Breast cancer can exist for long periods as non-invasive or invasive but non-metastatic disease. Early detection of breast cancer, for example by mammography screening, significantly improves a woman’s chances of survival. If breast cancer is diagnosed and treated while it is confined to the breast, the cure rate can approach 100%. However, mammography screening is far from perfect in terms of sensitivity and specificity of cancer detection. There is a significant clinical need for accurate and highly sensitive tests for early detection of breast cancer. Target applications are screening of high-risk groups, particularly younger women (under the age of 50) from high-incidence families, and breast cancer patients to detect the primary metastasis and migratory route, to direct treatment and the early detection of recurrence when screening breast cancer patients.
A growing body of evidence supports the notion that only a small subset of cells within a tumour, termed cancer stem cells or tumour-initiating cells, are capable of both tumour initiation and sustaining tumour growth. The importance of cancer stem cell research lies in the possibility of providing new approaches for improved understanding of cancer biology and cancer treatment. We described specific expression of stem-cell protein Piwil2 in breast cancer and its predominant expression in breast cancer stem cells. Piwil2 belongs to the piwi gene family, which is characterized by conserved PAZ and PIWI domains (PPDs) and plays an important role in stem-cell self-renewal, RNA silencing and translational regulation in various organisms ranging from Arabidopsis to humans. PPDs show very strong RNA- and protein-binding activity, evident from studies carried out by various research groups.
In breast cancer, we found predominant expression of Piwil2 in breast cancer stem cells. Stem and progenitor cells are of great interest because it is perceived that these cells are the initial targets for malignant transformation. These findings caution that the success of our efforts in translating cancer stem-cell research into clinical practice depends on how thorough and rigorous we are at characterizing these cells. This leads to molecular targeting of breast cancer stem cells and improving the efficacy of the current anticancer strategies with the aim to sensitize tumours towards conventional therapies and effectively abrogate tumorigenesis. Piwil2, and its molecular pathway, provides an excellent diagnostic base for the establishment of personalized diagnostics and therapy of breast cancer.

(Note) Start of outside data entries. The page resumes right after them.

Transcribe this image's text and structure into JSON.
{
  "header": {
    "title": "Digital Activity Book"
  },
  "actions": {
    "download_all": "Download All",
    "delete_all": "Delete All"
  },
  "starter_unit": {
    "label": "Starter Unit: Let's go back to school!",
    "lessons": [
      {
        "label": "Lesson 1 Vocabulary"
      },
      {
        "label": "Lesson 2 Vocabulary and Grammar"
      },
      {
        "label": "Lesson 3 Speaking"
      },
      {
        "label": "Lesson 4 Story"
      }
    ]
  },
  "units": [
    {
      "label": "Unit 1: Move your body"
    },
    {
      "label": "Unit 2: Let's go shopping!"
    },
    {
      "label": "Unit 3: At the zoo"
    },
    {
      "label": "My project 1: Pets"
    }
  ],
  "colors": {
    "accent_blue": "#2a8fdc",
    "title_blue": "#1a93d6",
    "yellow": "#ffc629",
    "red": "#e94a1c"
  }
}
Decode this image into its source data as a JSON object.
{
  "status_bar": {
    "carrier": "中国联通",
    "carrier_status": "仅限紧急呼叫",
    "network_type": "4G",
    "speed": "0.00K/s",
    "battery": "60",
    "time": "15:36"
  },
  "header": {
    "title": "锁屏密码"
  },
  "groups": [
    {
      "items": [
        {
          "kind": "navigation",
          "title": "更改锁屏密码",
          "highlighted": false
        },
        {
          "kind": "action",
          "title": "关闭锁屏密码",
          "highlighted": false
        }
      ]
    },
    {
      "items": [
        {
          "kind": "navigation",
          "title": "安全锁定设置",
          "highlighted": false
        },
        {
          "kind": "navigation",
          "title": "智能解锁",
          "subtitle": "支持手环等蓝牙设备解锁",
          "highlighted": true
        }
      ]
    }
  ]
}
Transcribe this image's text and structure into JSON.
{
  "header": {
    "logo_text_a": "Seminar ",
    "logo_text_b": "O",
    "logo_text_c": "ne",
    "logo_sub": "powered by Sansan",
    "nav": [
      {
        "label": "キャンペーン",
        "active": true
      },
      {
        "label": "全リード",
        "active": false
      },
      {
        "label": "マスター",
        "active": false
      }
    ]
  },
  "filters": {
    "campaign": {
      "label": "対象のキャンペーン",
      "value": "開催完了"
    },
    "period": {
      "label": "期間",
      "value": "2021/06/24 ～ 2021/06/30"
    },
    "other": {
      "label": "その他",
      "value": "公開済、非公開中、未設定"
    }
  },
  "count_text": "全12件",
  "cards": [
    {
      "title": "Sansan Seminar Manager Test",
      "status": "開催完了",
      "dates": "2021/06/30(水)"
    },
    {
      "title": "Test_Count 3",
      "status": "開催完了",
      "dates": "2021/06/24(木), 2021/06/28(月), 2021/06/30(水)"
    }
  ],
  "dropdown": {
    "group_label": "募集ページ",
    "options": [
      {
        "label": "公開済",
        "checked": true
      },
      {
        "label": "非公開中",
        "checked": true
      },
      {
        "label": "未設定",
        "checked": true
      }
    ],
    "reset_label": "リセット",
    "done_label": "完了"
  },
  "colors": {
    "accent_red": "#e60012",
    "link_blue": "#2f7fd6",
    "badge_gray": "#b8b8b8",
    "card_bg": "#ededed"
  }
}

ONCOASSAY BREAST development
The ONCOASSAY BREAST (Institute for Molecular Medicine and Cell Therapy, Düsseldorf, Germany) is a hybrid immunohistochemical and genomic test for more accurate characterization of breast cancer. ONCOASSAY BREAST combines the specific advantages of immunohistochemistry with that of the genetic approach by quantitative polymerase chain reaction-based gene expression profiling. The immunohistochemical assessment of prognostic biomarkers is limited to some extent by the semiquantitative nature of the technology. The ability to exactly define the cellular source of the signals in the often heterogeneous cellular environment of the tumour tissue makes up for that disadvantage. An enormous advantage of the immunohistochemical component of the ONCOASSAY BREAST hybrid system is the fact that these biomarkers have been assessed prospectively. The potential drawback of the genetic component, cellular heterogeneity, has been overcome by routinely applying some kind of precise micro-scissors, namely contact- and contamination-free laser microdissection. ONCOASSAY BREAST considers not only the activity of a group of proliferation, apoptosis and oestrogen hormone receptor-associated genes, but also tumour size and lymph node involvement.
The ONCOASSAY BREAST algorithm is based on a total of 30 molecular biomarkers and cancer stem-cell markers complemented by two clinical prognosticators, namely tumour size (pT) and axillary lymph node status (pN). In a two-stage process, our computation model first determines the intrinsic phenotype of the individual tumour (luminal A, luminal B, HER2/neu, triple-negative/basal-like). Subsequently, the risk of recurrence of breast cancer for that specific phenotype is determined, which forms the basis for development of a personalized therapy strategy. All this information is summarized in the OA score (ONCOASSAY score) (Figure 1).
Figure 2 shows an example of the relationship between the OA score and the risk of disease in oestrogen receptor-positive HER2/neu-negative breast cancers. The OA score varies between 0 and 40. Two important points of reference for treatment decision displayed in the graphics are disease-related events of 10% and 20% after 10 years.
Figure 3 shows the relation between OA score and disease-related events in triple-negative breast cancer (TNBC). The risk calculation is based on a cohort of 231 consecutively presented TNBCs.
Based on the abovementioned basic version of ONCOASSAY BREAST, complementary tests (OncoAssay Advanced I–III) will be offered. Depending on the OA score and the breast cancer subtype of the individual (intrinsic phenotype), the complementary tests offer valuable additional information on the optimal individual treatment strategy.